> **DATA PROVIDED**
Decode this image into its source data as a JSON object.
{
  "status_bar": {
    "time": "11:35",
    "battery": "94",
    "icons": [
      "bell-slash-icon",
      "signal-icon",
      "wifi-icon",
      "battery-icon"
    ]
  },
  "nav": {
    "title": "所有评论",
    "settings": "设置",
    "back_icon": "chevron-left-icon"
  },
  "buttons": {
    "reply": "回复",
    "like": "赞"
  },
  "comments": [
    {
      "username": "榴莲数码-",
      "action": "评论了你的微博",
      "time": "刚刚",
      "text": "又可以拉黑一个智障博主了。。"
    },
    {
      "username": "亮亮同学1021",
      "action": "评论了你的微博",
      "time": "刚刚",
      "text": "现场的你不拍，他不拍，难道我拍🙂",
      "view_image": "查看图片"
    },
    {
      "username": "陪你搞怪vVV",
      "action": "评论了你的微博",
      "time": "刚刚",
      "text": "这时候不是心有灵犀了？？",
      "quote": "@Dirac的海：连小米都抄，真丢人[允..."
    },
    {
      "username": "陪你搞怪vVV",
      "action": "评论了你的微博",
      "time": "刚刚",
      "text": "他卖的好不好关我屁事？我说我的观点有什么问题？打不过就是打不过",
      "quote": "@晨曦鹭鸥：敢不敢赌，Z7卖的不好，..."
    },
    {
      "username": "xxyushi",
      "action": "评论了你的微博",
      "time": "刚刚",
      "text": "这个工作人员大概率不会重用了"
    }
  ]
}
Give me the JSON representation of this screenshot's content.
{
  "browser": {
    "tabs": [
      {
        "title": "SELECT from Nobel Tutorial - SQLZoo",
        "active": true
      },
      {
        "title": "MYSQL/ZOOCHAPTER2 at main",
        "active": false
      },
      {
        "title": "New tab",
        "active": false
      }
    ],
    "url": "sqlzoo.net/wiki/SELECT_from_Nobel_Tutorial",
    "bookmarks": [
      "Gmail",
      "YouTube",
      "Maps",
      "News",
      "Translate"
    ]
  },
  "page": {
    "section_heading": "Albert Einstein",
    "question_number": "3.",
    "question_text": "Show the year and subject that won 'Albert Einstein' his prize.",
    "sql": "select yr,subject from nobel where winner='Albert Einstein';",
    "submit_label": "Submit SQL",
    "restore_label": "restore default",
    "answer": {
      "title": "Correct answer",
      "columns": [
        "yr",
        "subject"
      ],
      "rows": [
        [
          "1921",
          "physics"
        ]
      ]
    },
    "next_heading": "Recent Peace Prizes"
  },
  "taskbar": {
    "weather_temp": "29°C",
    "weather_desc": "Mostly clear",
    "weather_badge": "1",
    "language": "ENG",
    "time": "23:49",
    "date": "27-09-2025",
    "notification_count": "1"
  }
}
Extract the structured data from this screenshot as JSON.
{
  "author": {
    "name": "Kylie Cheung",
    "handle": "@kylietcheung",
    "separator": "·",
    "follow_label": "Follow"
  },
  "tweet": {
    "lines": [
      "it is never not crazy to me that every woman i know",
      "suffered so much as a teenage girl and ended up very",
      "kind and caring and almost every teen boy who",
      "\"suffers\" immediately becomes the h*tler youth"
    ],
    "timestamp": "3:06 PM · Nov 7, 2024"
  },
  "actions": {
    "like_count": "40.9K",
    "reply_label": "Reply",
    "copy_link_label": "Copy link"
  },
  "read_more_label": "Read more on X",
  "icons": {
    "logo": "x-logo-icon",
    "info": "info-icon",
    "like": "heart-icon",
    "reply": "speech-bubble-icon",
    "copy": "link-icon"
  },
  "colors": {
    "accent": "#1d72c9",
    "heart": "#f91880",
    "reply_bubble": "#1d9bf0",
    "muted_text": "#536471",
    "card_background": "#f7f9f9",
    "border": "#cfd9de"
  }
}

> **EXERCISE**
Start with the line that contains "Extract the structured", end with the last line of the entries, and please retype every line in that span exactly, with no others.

> **SOLUTION TO THE PROBLEM**
Extract the structured data from this screenshot as JSON.
{
  "author": {
    "name": "Kylie Cheung",
    "handle": "@kylietcheung",
    "separator": "·",
    "follow_label": "Follow"
  },
  "tweet": {
    "lines": [
      "it is never not crazy to me that every woman i know",
      "suffered so much as a teenage girl and ended up very",
      "kind and caring and almost every teen boy who",
      "\"suffers\" immediately becomes the h*tler youth"
    ],
    "timestamp": "3:06 PM · Nov 7, 2024"
  },
  "actions": {
    "like_count": "40.9K",
    "reply_label": "Reply",
    "copy_link_label": "Copy link"
  },
  "read_more_label": "Read more on X",
  "icons": {
    "logo": "x-logo-icon",
    "info": "info-icon",
    "like": "heart-icon",
    "reply": "speech-bubble-icon",
    "copy": "link-icon"
  },
  "colors": {
    "accent": "#1d72c9",
    "heart": "#f91880",
    "reply_bubble": "#1d9bf0",
    "muted_text": "#536471",
    "card_background": "#f7f9f9",
    "border": "#cfd9de"
  }
}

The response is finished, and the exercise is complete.